The concept of heritage has been enriched with new shades of meaning as it evolves through international legal instruments and other normative systems. It is essential to understand these broader interpretations to grasp the complexity of the topic.
Heritage can be anything that is part of a society’s identity and tradition. It may be a building, an art work, a dance or language. It is not a single object but a collection of items and traditions that together represent the history of a community and its values, customs and beliefs.
Many of the world’s cultural heritage sites are in jeopardy. Over time, they can be lost due to natural or human causes, such as erosion, climate change, overdevelopment, or conflict. The loss of cultural heritage is a serious concern that requires concerted action by all stakeholders, including governments, private corporations, and civil society organizations.
UNESCO’s definition of cultural heritage encompasses both the intangible and the tangible, as well as the whole of a people’s history and identity. It is defined as “the legacy of physical artefacts and intangible attributes of a people or a community, which have been inherited from past generations, maintained in the present, and bestowed on future generations.”

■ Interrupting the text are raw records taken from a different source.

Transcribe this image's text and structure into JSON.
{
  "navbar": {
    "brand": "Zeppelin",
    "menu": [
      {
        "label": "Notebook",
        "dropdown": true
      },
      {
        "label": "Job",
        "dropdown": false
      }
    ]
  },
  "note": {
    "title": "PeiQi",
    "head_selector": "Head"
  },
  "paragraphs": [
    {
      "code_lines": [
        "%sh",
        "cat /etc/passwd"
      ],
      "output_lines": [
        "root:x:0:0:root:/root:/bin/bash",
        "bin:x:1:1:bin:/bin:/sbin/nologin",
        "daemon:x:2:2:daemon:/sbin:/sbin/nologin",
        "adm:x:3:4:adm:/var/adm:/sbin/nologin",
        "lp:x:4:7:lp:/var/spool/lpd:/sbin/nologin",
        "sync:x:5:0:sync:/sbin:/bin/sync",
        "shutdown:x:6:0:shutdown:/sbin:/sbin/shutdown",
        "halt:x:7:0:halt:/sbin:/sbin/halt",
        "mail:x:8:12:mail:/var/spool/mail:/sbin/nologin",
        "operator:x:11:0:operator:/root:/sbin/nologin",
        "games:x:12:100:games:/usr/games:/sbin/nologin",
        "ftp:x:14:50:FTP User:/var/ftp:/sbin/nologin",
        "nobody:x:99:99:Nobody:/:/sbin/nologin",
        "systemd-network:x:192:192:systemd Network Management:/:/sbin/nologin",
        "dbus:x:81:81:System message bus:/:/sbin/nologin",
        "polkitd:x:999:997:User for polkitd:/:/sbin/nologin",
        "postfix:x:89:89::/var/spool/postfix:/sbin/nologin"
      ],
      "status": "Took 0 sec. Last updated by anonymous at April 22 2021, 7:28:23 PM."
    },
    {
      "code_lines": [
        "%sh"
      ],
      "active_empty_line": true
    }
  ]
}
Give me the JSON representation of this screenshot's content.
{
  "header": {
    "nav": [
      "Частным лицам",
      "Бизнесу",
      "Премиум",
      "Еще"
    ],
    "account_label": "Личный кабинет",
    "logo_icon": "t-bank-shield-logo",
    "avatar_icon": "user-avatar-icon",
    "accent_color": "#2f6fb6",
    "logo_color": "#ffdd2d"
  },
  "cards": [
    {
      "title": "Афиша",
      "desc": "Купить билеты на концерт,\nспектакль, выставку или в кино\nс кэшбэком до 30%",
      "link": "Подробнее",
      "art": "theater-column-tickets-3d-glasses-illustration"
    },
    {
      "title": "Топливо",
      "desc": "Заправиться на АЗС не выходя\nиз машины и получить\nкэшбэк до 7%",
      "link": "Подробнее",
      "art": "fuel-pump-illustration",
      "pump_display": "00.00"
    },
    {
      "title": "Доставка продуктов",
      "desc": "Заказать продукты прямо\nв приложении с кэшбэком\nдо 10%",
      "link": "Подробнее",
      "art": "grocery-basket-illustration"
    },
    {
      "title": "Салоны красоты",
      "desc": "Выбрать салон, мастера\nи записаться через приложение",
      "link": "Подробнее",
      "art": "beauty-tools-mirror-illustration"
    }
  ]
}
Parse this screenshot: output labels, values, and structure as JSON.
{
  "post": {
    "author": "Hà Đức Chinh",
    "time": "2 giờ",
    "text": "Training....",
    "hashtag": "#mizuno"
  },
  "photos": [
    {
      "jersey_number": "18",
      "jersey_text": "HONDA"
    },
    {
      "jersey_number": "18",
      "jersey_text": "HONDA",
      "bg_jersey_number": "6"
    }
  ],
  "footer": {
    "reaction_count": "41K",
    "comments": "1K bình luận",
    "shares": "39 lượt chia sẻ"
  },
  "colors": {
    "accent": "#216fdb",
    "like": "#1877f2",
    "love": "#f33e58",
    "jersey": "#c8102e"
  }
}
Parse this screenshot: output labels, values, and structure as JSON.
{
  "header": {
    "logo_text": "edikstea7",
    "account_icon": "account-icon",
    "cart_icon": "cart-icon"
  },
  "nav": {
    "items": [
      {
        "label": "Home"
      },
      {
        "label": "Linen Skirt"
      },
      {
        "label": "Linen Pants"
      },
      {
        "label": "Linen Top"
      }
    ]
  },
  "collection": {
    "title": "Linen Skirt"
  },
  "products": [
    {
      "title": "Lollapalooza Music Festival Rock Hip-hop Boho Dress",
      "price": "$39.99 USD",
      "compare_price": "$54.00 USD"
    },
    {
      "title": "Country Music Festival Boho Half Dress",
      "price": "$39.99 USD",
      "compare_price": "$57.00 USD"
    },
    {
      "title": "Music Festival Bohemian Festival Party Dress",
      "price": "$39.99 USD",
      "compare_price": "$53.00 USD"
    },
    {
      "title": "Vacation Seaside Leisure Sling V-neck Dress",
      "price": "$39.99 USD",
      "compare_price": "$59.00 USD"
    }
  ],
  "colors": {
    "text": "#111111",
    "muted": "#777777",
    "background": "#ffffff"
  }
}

Most cultural heritage programs focus on connecting people to their roots, either through a city’s music or food traditions, or preserving archaeological and historic sites. This can help to strengthen a community’s identity and pride. It also encourages those with strong connections to their culture to be more receptive to the needs of others and to act as a force for good in the world.
The programs that cultural heritage organizations run are as diverse as the communities they serve. Programs can be as broad as a city’s festival or as focused as a county’s folklife center. The complexities of these activities, the different histories and cultures that they reflect, and the different levels of development in the participating communities make it difficult to define what is, and is not, heritage.
The diversity of cultural heritage issues and concerns means that it is challenging to find the right balance between a comprehensive approach to protecting cultural resources and an overly narrow focus on the protection of specific objects or sites. It is essential to understand these broader issues to help guide policy and practice.